The fight against fraud and corruption is based on Article 325 of the Treaty on the Functioning of the European Union (TFEU), requiring the European Parliament and the Council to adopt the necessary measures in the fight against fraud affecting the EU’s financial interests.

The European Anti-fraud Office (OLAF) was set up in 1999 under Decision 1999/352/EC, ECSC, Euratom and its powers and competences are defined by Regulation (EU, Euratom) No 883/2013.

OLAF’s main objectives are:

  • to protect the financial interests of the EU by investigating fraud, corruption and any other illegal activities;
  • to detect and investigate serious misconduct by EU staff, which could result in disciplinary or criminal proceedings;
  • to provide assistance to the European Public Prosecutor’s Office; and
  • to support the EU institutions and national governments in developing and implementing anti-fraud legislation and policies.

In the exercise of its powers, OLAF conducts (administrative) external investigations in the EU Member States and internal investigations within the EU institutions, bodies, offices and agencies and recommends action (where necessary) to the EU institutions and national governments concerned.

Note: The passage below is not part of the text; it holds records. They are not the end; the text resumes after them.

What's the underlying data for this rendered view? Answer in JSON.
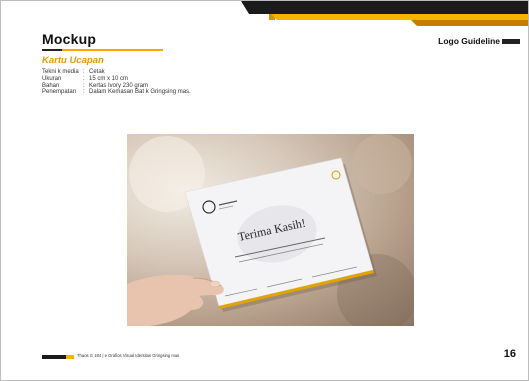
{
  "header": {
    "title": "Mockup",
    "guide_label": "Logo Guideline"
  },
  "section": {
    "subtitle": "Kartu Ucapan",
    "specs": [
      {
        "label": "Tekni k media",
        "value": "Cetak"
      },
      {
        "label": "Ukuran",
        "value": "15 cm x 10 cm"
      },
      {
        "label": "Bahan",
        "value": "Kertas Ivory 230 gram"
      },
      {
        "label": "Penempatan",
        "value": "Dalam Kemasan Bat k Gringsing mas."
      }
    ]
  },
  "card": {
    "heading": "Terima Kasih!"
  },
  "footer": {
    "text": "Thaos G 184 | e Grafios Visual Identitas Gringsing mas",
    "page_number": "16"
  },
  "colors": {
    "accent": "#f5b400",
    "dark": "#1b1b1b",
    "subtitle": "#e39b00"
  }
}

As a result of OLAF’s investigative work, sums unduly spent are gradually returned to the EU budget, criminals face prosecution before national courts and better anti-fraud safeguards are put in place throughout Europe.

On the basis of Part Three, Title V, Chapters 4 and 5 of the TFEU, which deal with police and judicial cooperation in criminal matters, Eurojust and Europol have the power to support Member States in the fight against fraud and corruption by providing complementary support to national authorities during transnational criminal investigations.

In 2017, under the enhanced cooperation procedure, 22 of the 27 Member States established an independent and decentralised prosecution office of the EU. Set up under Regulation (EU) 2017/1939, the European Public Prosecutor’s Office has the competence to investigate, prosecute and bring to judgment crimes against the EU’s financial interests.

Since 2019, common EU rules introduced by Directive (EU) 2017/1371 came into force to fight crime affecting the EU budget and to better protect the EU’s financial interests by harmonising the definitions, sanctions and limitation periods of certain criminal offences affecting those interests.

Under the EU’s long-term budget (multiannual financial framework) for the period 2021-2027, an allocation of €181 million will be available to support Member States’ efforts to fight fraud, corruption and other irregularities affecting the EU budget.